When the executive suite approves a project that will create major change, here's how to handle the stakeholders who matter most.
Compare the importance of having buy-in from below to having executive-level buy-in.
Gustavo Pastrana, PMP: I could see why people might think that buy-in from the executive level is more important, because it's difficult to build buy-in from below without buy- in from above. But in truth, they're both equally important to a project's success.
Tom Sparrow, PMP: I agree. Here's a good example: When I was the project manager on the construction of a healthcare facility, we implemented mockup rooms so the medical staff could experience how the new facility would look and feel in critical rooms, such as maternity or intensive care, and the staff provided feedback to the architects.
I'll never forget when an older nurse, who didn't seem interested in implementing change, came up to me with this huge smile in the middle of the project.
She said, "The architects have come back time and time again, demonstrating with the new drawings that they are actually listening to our suggestions." Getting buy-in from internal end users ensures we're meeting their clinical needs and requirements- and the project might not have been as successful without that buy-in.
What's at risk when project managers don't rely on change management techniques?

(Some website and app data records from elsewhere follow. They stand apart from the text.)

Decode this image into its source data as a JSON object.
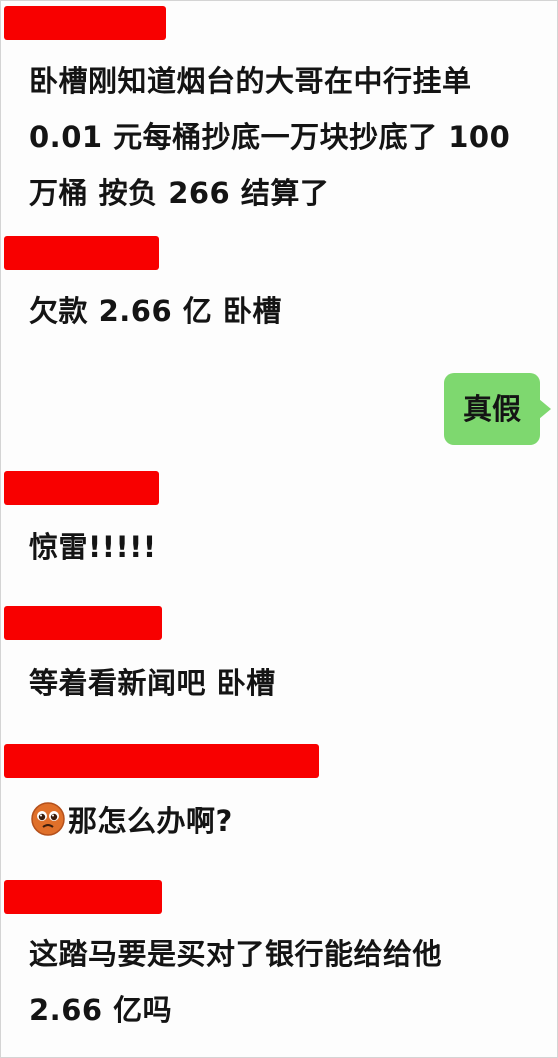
{
  "colors": {
    "redaction": "#f80000",
    "outgoing_bubble": "#7ed86f",
    "text": "#141414",
    "emoji_face": "#e0702a"
  },
  "messages": [
    {
      "sender": "redacted",
      "lines": [
        "卧槽刚知道烟台的大哥在中行挂单",
        "0.01 元每桶抄底一万块抄底了 100",
        "万桶 按负 266 结算了"
      ]
    },
    {
      "sender": "redacted",
      "lines": [
        "欠款 2.66 亿 卧槽"
      ]
    },
    {
      "sender": "me",
      "text": "真假"
    },
    {
      "sender": "redacted",
      "lines": [
        "惊雷!!!!!"
      ]
    },
    {
      "sender": "redacted",
      "lines": [
        "等着看新闻吧 卧槽"
      ]
    },
    {
      "sender": "redacted",
      "emoji": "pleading-face-icon",
      "lines": [
        "那怎么办啊?"
      ]
    },
    {
      "sender": "redacted",
      "lines": [
        "这踏马要是买对了银行能给给他",
        "2.66 亿吗"
      ]
    }
  ]
}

Mr. Sparrow They end up with an end product that is not sustainable. …